Customer sentiment analysis: A shift to customer service
Customer sentiment analysis is a method of processing information, generally in text format and often from social media sources, to determine customer opinions and responses. Analysis of the data allows organizations to assess whether customer reaction to a new product was positive or negative, or whether owners of a product are experiencing major technical difficulties. Analysis of aggregated data over time provides insights into trends, while analysis of individual cases in near real time lets companies address and resolve customer issues quickly.
At the heart of customer sentiment is text analysis, a complex process based on statistical and linguistic analyses. Text analysis is used for many different applications, including fraud detection and analysis of scientific or intelligence data. The broader the range of content, the more difficult it is to get a clear interpretation. In addition, many of the social media streams are filled with slang, abbreviations and sarcasm, all of which are difficult for analytical tools to process. Depending on the application and the software tool, users of customer sentiment solutions have varying degrees of success.
Three general categories of text analytics tools are available:
- The first is the analytics engine itself, which is designed to be incorporated into an application or a platform.
- The second category is a point solution aimed at a particular function such as analyzing the data from social media streams such as Twitter. This type of solution may be offered as a service by a third-party provider, with the results delivered through reports or on the client's dashboard, or may be used directly by the organization.
- Third, platform-based solutions integrate customer feedback from multiple channels, analyze the results and push them out to the appropriate department such as marketing or customer service.
Analytics engine does the work
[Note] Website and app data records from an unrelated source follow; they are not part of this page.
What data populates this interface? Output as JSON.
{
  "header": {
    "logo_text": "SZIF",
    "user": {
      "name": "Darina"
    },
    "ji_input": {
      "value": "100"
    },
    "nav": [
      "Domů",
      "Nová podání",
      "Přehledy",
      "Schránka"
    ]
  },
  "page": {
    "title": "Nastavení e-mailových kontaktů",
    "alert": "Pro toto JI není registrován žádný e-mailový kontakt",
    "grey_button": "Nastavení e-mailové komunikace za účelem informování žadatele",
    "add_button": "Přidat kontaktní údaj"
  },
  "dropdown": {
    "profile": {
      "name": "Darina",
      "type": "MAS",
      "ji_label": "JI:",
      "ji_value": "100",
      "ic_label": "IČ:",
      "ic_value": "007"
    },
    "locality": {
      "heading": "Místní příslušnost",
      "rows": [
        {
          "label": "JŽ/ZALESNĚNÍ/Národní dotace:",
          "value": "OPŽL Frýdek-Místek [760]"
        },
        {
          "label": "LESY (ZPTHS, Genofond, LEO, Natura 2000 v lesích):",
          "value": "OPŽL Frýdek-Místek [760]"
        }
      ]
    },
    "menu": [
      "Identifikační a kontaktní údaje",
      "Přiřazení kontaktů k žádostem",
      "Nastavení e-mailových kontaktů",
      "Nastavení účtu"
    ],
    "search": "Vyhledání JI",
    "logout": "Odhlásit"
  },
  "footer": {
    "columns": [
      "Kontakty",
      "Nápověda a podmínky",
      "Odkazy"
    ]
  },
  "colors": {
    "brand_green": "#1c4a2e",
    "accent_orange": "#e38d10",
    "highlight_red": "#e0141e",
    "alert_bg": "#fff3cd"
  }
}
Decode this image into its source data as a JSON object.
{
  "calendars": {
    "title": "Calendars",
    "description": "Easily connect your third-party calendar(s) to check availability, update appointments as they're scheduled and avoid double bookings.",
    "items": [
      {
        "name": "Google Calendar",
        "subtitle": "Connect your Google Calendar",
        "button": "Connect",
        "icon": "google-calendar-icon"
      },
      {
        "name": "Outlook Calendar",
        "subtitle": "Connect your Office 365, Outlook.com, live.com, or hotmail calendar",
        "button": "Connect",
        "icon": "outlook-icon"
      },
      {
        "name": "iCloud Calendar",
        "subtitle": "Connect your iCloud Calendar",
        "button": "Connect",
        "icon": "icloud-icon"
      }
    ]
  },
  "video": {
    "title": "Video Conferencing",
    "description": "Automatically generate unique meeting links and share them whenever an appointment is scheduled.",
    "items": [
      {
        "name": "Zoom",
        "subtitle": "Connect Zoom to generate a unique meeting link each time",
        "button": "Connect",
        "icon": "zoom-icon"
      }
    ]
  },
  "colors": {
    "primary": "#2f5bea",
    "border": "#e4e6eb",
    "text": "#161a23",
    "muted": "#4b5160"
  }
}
Lexalytics provides an analytic engine called Salience, which can be incorporated into applications or platforms and used for many types of text analytics, including customer sentiment. Salience is incorporated into products that are used by data services such as Bazaarvoice, which offers social media monitoring, and by companies such as Oracle, which has integrated Salience into Oracle Endeca for text analytics.
Salience first breaks sentences into parts of speech, and looks for phrases that match a dictionary of sentiment-bearing phrases. By associating the phrases to entities in the text with natural language techniques, Salience can score entities for sentiment. Those phrases are then related to entities in the text. Seth Redmore, VP of product management at Lexalytics, says, "We assess sentiment as it relates to each entity, which allows a granular approach to sentiment analysis. We were also the first company to ship a Twitter-specific vocabulary and to handle emoticons."
Text analytics in general and sentiment analysis as a specialty area are fairly pervasive, according to Leslie Owens, research director and principal analyst at Forrester. "Entry barriers are quite low, especially for SaaS-based products, so adoption of social media monitoring and sentiment analysis is widespread in many industries," says Owens. "What is more difficult is to convert these analyses into actionable information."
Platforms with a broad reach
A key trend in text analytics is to improve the delivery of the output from social media monitoring to those who can make use of the information. "After the data is processed by cleansing, clustering and analysis, it needs to be passed along to the lines of business that will act on it," Owens explains. Platforms such as those offered by Attensity and Clarabridge have extended their capabilities to automate routing information to the appropriate recipients and providing mechanisms for responding.
Attensity's social analytics and engagement solutions include Attensity Pipeline, which collects data from more than 150 social media and online sources, including Twitter, Facebook, Google Plus and YouTube. "In addition to social media, we incorporate data from e-mails, surveys, CRM systems and call center notes," says Catherine van Zuylen, VP of products at Attensity, "and can detect positive and negative attitudes toward entities such as products, people and companies."
The near real-time performance of Attensity allows quick response to issues that are being discussed in social media outlets. "Social media is the canary in the coal mine," van Zuylen says. "It provides early warning of issues that can become major problems if they are not detected quickly. We are seeing a big commitment to real-time interaction." For example, an airline that was monitoring comments from its customers noted that some of them were sending Tweets indicating they were going to miss a flight due to long lines. The airline was able to add agents and alleviate the problem.
The component that provides those capabilities is Attensity Respond, which is geared toward customer service, and detects customer dissatisfaction, suggestions and opportunities. It also allows automated responses for up to 90 percent of incoming communications, and can manage escalation and provide visibility of high-priority queues. The reporting feature in Attensity Respond enables comparing sentiment analysis results over time.
Attensity's business process and workflow technology manages the sequence of events for customer interactions, access by agents to different types of information and processes for escalating calls. It also determines the route that sentiment analysis information takes after it is generated. "Attensity can route Facebook messages that indicate an intent to churn or that contain negative sentiment directly to the right contact agent or salesperson," van Zuylen explains. "This is a huge benefit for customer service."